[ SHORT REVIEWS | DETAILED REVIEWS
(37:39 / InterMusic Records)
TRACK LIST: 1. Evening Primrose 4:14 2. Fazing Redust 4:59 3. Tranquility Bug 4:40 4. Untitled 4:07 5. Cliche 7:10 6. It Started Certainly In a Sense 0:31 7. Structure of Iki O 11:55 SOLO PILOT: Naoki Ishida - keyboards; guitar; programming
Prolusion. "Fazing Redust" is the debut release by Naoki ISHIDA, from Japan, and by the way, is a fully-fledged CD.
Analysis. This album has nothing to do with progressive music, so would have been omitted if it hadn't appeared out of the precincts of that renowned progressive recording company InterMusic / Poseidon Records. It's quite another matter why the label's management has ventured on issuing such in all senses doubtful material as this. While seemingly avoiding any musical conventions, this homebred opus just mirrors its maker's failure, both as a composer and musician, depicting him as a solo pilot to nowhere, evoking nothing but a total feeling of indifference and boredom. Not exactly Ambient or Electronic, not good enough for new-age contemplations, not even so-called 'acid' (no machineries here), this is something both very slow and so to say extremely mono-dimensional, since there are either two instruments in the picture, synthesizer and acoustic guitar (Evening Primrose, Fazing Redust, Untitled and Cliche), or only the first of these (Tranquility Bug, It Started Certainly In a Sense and Structure of Iki O), appearing almost exclusively in the shape of drones, most of which in turn are sequences, and no layers! In other words, apart from the guitar, everything was recorded at one sitting, on the same synthesizer. Please also do not expect anything especial from Ishida's guitar playing, which in most cases only comes to eliciting simplistic chords.

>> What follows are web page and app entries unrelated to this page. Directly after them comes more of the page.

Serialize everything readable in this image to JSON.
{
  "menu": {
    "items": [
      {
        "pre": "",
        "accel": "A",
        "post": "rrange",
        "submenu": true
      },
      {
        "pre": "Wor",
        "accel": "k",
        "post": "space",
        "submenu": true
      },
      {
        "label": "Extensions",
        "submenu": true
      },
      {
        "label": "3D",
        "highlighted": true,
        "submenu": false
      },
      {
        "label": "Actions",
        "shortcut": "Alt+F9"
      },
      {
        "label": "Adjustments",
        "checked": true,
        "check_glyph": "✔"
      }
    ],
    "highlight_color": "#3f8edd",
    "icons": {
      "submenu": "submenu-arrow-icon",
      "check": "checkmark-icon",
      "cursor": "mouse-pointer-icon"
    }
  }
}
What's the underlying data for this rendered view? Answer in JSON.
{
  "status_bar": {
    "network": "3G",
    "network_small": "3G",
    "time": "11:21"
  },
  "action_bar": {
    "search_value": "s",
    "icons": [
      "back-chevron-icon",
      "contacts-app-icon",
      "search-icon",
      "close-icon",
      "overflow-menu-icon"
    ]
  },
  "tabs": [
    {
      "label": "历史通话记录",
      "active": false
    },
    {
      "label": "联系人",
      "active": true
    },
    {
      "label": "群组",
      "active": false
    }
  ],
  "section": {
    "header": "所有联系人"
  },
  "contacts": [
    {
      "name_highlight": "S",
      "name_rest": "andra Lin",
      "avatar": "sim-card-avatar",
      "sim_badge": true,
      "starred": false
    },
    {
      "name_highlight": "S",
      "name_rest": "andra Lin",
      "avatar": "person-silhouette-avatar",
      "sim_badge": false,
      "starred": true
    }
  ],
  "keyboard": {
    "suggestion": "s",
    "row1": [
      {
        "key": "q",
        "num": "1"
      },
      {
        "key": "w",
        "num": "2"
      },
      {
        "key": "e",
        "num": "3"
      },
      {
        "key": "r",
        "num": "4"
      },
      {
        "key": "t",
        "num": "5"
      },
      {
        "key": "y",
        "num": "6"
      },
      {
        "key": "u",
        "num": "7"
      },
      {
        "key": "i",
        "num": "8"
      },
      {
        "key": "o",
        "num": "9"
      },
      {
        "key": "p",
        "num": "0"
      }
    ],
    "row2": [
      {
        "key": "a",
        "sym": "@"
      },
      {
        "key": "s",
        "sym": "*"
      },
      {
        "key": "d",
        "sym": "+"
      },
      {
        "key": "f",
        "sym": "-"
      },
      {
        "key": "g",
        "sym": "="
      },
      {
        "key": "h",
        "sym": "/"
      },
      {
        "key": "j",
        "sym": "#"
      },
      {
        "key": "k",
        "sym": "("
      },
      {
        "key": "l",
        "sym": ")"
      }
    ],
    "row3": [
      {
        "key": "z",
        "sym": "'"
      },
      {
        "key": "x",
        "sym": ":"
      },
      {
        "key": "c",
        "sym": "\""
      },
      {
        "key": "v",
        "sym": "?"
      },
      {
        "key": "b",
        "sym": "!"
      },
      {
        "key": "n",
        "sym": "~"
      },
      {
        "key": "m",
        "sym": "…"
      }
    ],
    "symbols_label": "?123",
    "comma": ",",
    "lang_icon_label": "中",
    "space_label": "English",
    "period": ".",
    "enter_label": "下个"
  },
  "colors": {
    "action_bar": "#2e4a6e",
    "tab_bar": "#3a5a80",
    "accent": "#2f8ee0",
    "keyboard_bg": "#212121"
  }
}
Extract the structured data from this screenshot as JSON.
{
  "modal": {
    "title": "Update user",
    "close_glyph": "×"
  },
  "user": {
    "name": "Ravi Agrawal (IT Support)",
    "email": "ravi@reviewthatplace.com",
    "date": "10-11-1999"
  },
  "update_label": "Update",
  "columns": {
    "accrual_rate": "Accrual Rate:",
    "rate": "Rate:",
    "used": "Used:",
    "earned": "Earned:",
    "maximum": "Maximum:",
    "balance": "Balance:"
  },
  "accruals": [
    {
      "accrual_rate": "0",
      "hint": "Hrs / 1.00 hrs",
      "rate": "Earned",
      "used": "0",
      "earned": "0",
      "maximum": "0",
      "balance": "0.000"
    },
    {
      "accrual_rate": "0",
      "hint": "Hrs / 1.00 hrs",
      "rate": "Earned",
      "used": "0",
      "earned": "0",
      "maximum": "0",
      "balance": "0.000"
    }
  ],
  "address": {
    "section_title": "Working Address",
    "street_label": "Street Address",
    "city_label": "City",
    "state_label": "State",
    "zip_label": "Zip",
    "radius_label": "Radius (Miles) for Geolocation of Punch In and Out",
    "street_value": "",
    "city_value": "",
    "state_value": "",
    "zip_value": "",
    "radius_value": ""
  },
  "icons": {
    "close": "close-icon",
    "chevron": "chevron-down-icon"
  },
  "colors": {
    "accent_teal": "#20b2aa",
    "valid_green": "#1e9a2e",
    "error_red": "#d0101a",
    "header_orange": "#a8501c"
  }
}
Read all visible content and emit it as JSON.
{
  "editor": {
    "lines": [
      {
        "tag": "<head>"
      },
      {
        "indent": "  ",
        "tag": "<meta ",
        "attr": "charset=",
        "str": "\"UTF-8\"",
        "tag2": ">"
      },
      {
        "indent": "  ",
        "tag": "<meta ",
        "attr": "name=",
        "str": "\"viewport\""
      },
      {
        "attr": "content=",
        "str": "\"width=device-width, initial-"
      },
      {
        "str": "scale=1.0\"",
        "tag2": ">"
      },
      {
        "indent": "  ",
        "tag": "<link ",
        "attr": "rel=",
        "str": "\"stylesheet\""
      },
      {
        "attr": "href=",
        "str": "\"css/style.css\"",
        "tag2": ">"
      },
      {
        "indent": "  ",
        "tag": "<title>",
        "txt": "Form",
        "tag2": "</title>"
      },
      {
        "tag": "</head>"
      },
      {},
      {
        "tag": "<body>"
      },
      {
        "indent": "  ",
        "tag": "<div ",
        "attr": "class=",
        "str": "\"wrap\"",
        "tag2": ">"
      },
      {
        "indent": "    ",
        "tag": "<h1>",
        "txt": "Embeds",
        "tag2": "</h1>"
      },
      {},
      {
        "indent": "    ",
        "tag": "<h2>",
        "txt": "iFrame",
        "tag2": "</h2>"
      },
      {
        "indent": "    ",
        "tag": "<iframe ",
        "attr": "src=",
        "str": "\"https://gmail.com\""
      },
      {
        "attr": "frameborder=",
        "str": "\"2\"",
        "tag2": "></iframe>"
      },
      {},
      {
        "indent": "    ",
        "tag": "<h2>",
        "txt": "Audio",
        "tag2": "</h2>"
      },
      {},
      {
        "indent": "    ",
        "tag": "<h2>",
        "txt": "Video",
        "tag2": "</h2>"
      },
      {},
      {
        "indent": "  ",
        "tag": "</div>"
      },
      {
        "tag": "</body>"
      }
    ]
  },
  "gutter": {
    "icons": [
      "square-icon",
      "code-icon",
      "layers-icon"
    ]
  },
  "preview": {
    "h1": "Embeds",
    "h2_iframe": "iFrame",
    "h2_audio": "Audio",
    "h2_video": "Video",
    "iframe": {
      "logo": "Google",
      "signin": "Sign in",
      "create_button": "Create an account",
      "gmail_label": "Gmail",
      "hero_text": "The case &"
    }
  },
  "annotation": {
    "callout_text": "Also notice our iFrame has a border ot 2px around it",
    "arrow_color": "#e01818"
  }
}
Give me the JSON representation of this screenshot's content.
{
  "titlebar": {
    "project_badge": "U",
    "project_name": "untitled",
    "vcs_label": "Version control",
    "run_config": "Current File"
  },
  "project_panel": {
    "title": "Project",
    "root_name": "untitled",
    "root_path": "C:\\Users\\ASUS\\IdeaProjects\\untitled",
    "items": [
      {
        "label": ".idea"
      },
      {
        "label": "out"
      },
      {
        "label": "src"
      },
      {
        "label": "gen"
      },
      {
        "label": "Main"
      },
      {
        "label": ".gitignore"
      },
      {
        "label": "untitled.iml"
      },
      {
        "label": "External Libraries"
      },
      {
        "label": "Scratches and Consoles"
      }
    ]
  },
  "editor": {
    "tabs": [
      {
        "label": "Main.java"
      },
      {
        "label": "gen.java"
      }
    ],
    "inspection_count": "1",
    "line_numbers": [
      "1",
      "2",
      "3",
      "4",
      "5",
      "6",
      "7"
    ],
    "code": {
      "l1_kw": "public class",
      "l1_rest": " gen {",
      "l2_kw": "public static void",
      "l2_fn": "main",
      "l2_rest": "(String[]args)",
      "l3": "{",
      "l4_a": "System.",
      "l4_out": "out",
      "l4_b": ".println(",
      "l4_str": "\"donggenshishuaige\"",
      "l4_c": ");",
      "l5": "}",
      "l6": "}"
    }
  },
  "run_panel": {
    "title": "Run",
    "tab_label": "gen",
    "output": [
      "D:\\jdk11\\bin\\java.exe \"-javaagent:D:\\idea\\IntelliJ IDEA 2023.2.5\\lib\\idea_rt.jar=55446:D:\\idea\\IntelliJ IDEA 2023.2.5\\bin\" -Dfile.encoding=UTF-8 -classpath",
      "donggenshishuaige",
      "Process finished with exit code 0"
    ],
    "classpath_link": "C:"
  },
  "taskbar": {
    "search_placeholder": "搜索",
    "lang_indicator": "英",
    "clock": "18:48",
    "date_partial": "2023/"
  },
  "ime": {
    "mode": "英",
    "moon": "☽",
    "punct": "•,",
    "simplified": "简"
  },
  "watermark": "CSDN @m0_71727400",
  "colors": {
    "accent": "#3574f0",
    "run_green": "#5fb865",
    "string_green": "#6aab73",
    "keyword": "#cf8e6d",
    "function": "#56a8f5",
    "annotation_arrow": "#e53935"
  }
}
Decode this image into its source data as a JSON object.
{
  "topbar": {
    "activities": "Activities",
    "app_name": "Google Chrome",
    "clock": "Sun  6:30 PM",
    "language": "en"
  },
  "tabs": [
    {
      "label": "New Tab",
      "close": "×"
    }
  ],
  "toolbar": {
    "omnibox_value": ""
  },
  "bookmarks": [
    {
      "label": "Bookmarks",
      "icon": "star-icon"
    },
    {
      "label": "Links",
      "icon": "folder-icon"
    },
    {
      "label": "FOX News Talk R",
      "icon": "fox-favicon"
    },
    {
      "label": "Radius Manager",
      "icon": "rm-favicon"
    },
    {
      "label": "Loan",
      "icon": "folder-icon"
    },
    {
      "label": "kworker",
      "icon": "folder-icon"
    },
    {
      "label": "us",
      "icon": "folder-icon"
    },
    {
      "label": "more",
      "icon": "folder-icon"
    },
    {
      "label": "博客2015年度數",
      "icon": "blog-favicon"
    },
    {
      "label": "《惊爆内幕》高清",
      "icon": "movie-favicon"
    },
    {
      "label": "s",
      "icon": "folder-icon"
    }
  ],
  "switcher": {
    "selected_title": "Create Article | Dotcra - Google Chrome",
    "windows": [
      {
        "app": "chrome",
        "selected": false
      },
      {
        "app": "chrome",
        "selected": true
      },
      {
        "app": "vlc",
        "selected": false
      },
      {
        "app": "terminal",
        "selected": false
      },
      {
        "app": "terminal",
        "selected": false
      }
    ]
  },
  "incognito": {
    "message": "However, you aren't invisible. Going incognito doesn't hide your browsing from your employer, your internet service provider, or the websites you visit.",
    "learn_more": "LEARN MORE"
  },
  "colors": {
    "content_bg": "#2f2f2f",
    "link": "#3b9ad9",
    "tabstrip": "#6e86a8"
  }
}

For sure, there are also subsidiary sounds, the problem bearing an almost catastrophic character, since most of those aren't 'your' typical spacey effects, but are noises that sound usually like someone chaotically moves several small objects, such as pens, clips, buttons and so on. The tracks with no guitar involved (one of those, Structure of Iki O, lasting for twelve minutes!) are especially repulsive, besides the noises revealing usually a single sequence that seems to be pursuing itself throughout, like that esoteric snake which bits her own trail. The only positive aspect of this disc is the absence of a drum machine, though on the other hand it would have somewhat enriched this sonic wretchedness, as an extra voice.
Conclusion. Like a narcissist who will certainly not die of modesty, Ishida describes his creation as a blend of acoustic Jazz Ambient and serious Electronic music with elements of Minimalist and traditional Japanese music, summarizing all these absurdities as "digital folk, his own unique style, free and unpredictable". His 'creation' is nothing other than pushbutton music, well, with a touch of acoustic in places, something so heavily primitive and tasteless that it would only be excusable if he were a child making his first experiments with music.
VM=Vitaly Menshikov: December 27, 2007
[ SHORT REVIEWS | DETAILED REVIEWS - LIST | BANDLISTS ]